__Your task__:
Where a line of the entries below includes the string "JSON", count it. Give only the resulting number.

Element data from apps and pages:

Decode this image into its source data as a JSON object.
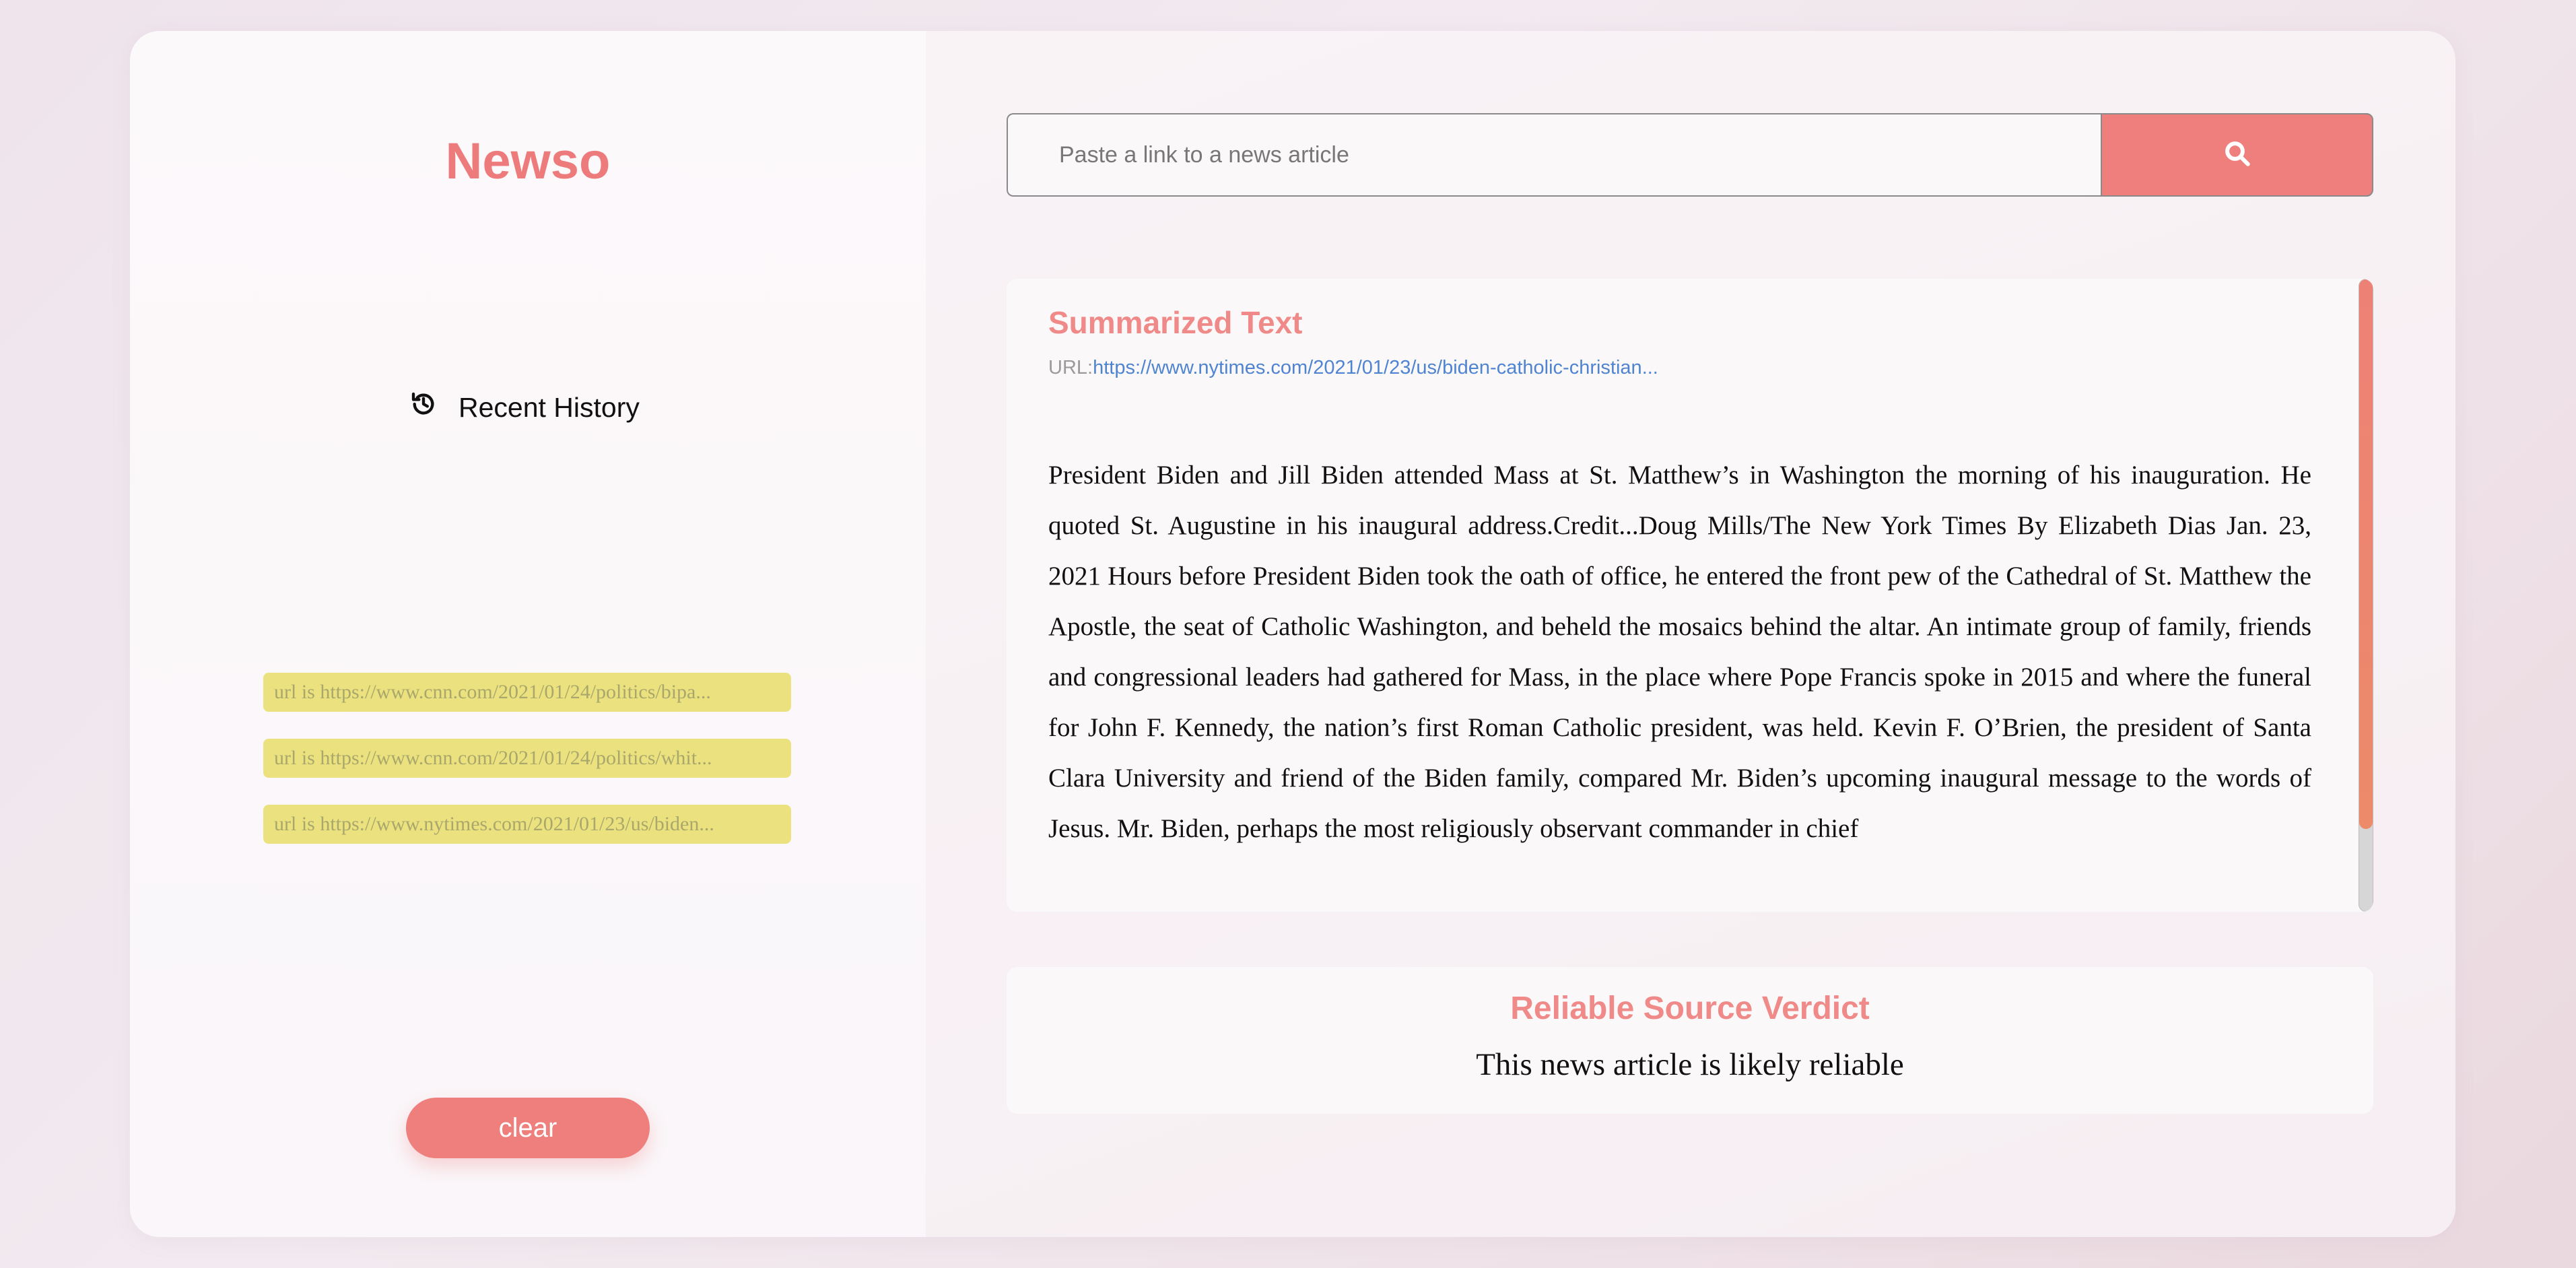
{
  "app": {
    "logo": "Newso"
  },
  "sidebar": {
    "history_title": "Recent History",
    "history_icon": "history-icon",
    "items": [
      {
        "label": "url is https://www.cnn.com/2021/01/24/politics/bipa..."
      },
      {
        "label": "url is https://www.cnn.com/2021/01/24/politics/whit..."
      },
      {
        "label": "url is https://www.nytimes.com/2021/01/23/us/biden..."
      }
    ],
    "clear_label": "clear"
  },
  "search": {
    "placeholder": "Paste a link to a news article",
    "value": "",
    "button_icon": "search-icon"
  },
  "summary": {
    "title": "Summarized Text",
    "url_label": "URL:",
    "url_value": "https://www.nytimes.com/2021/01/23/us/biden-catholic-christian...",
    "text": "President Biden and Jill Biden attended Mass at St. Matthew’s in Washington the morning of his inauguration. He quoted St. Augustine in his inaugural address.Credit...Doug Mills/The New York Times By Elizabeth Dias Jan. 23, 2021 Hours before President Biden took the oath of office, he entered the front pew of the Cathedral of St. Matthew the Apostle, the seat of Catholic Washington, and beheld the mosaics behind the altar. An intimate group of family, friends and congressional leaders had gathered for Mass, in the place where Pope Francis spoke in 2015 and where the funeral for John F. Kennedy, the nation’s first Roman Catholic president, was held. Kevin F. O’Brien, the president of Santa Clara University and friend of the Biden family, compared Mr. Biden’s upcoming inaugural message to the words of Jesus. Mr. Biden, perhaps the most religiously observant commander in chief"
  },
  "verdict": {
    "title": "Reliable Source Verdict",
    "text": "This news article is likely reliable"
  },
  "colors": {
    "accent": "#ee7f7d",
    "history_item_bg": "#ebe27f",
    "link": "#4f84d0"
  }
}
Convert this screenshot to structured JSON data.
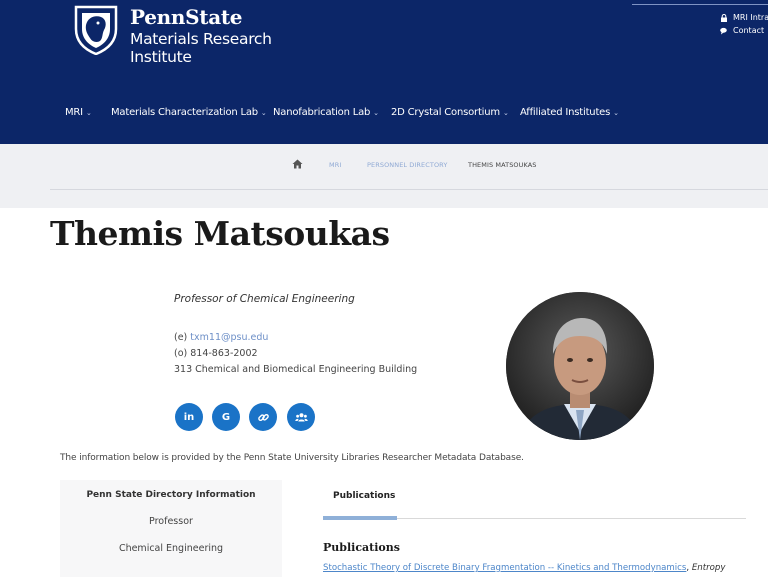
{
  "header": {
    "logo_line1": "PennState",
    "logo_line2": "Materials Research",
    "logo_line3": "Institute",
    "utility": [
      {
        "label": "MRI Intranet",
        "icon": "lock-icon"
      },
      {
        "label": "Contact",
        "icon": "chat-icon"
      }
    ],
    "nav": [
      {
        "label": "MRI",
        "caret": "⌄"
      },
      {
        "label": "Materials Characterization Lab",
        "caret": "⌄"
      },
      {
        "label": "Nanofabrication Lab",
        "caret": "⌄"
      },
      {
        "label": "2D Crystal Consortium",
        "caret": "⌄"
      },
      {
        "label": "Affiliated Institutes",
        "caret": "⌄"
      }
    ],
    "colors": {
      "background": "#0c2668"
    }
  },
  "breadcrumb": {
    "home_icon": "home-icon",
    "items": [
      "MRI",
      "PERSONNEL DIRECTORY"
    ],
    "current": "THEMIS MATSOUKAS"
  },
  "profile": {
    "name": "Themis Matsoukas",
    "title": "Professor of Chemical Engineering",
    "email_prefix": "(e)",
    "email": "txm11@psu.edu",
    "phone": "(o) 814-863-2002",
    "office": "313 Chemical and Biomedical Engineering Building",
    "social": [
      {
        "icon": "linkedin-icon",
        "glyph": "in"
      },
      {
        "icon": "google-icon",
        "glyph": "G"
      },
      {
        "icon": "link-icon",
        "glyph": ""
      },
      {
        "icon": "group-icon",
        "glyph": ""
      }
    ],
    "accent": "#1a73c7"
  },
  "source_note": "The information below is provided by the Penn State University Libraries Researcher Metadata Database.",
  "directory": {
    "title": "Penn State Directory Information",
    "items": [
      "Professor",
      "Chemical Engineering"
    ]
  },
  "publications": {
    "tab_label": "Publications",
    "heading": "Publications",
    "first_title": "Stochastic Theory of Discrete Binary Fragmentation -- Kinetics and Thermodynamics",
    "first_sep": ",",
    "first_journal": "Entropy"
  }
}
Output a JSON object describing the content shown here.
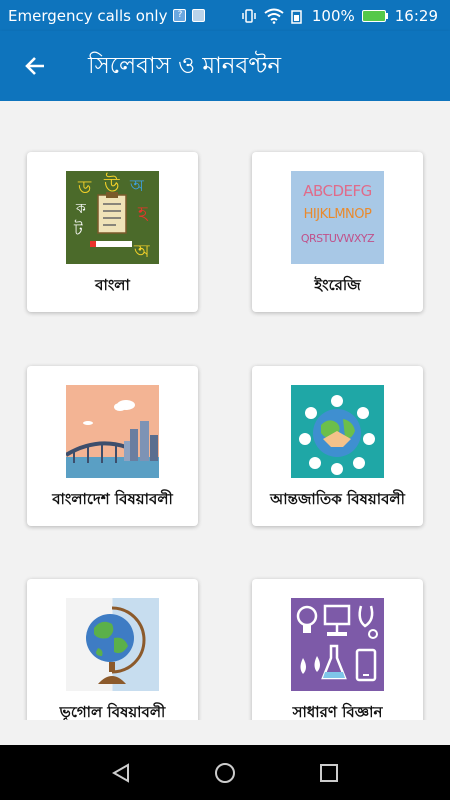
{
  "status_bar": {
    "carrier_text": "Emergency calls only",
    "battery_percent": "100%",
    "time": "16:29"
  },
  "app_bar": {
    "back_icon": "arrow-left-icon",
    "title": "সিলেবাস ও মানবণ্টন"
  },
  "subjects": [
    {
      "label": "বাংলা",
      "icon": "bangla-letters-icon"
    },
    {
      "label": "ইংরেজি",
      "icon": "english-alphabet-icon"
    },
    {
      "label": "বাংলাদেশ বিষয়াবলী",
      "icon": "bangladesh-bridge-icon"
    },
    {
      "label": "আন্তজাতিক বিষয়াবলী",
      "icon": "globe-handshake-icon"
    },
    {
      "label": "ভূগোল বিষয়াবলী",
      "icon": "desk-globe-icon"
    },
    {
      "label": "সাধারণ বিজ্ঞান",
      "icon": "science-icons-icon"
    }
  ],
  "thumb_letters": {
    "bangla": [
      "ড",
      "উ",
      "অ",
      "ক",
      "ট",
      "হ",
      "অ"
    ],
    "english": [
      "ABCDEFG",
      "HIJKLMNOP",
      "QRSTUVWXYZ"
    ]
  },
  "nav_bar": {
    "back": "triangle-back-icon",
    "home": "circle-home-icon",
    "recents": "square-recents-icon"
  },
  "colors": {
    "primary": "#0e74bd",
    "background": "#f2f2f2"
  }
}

__Result of the task__:
3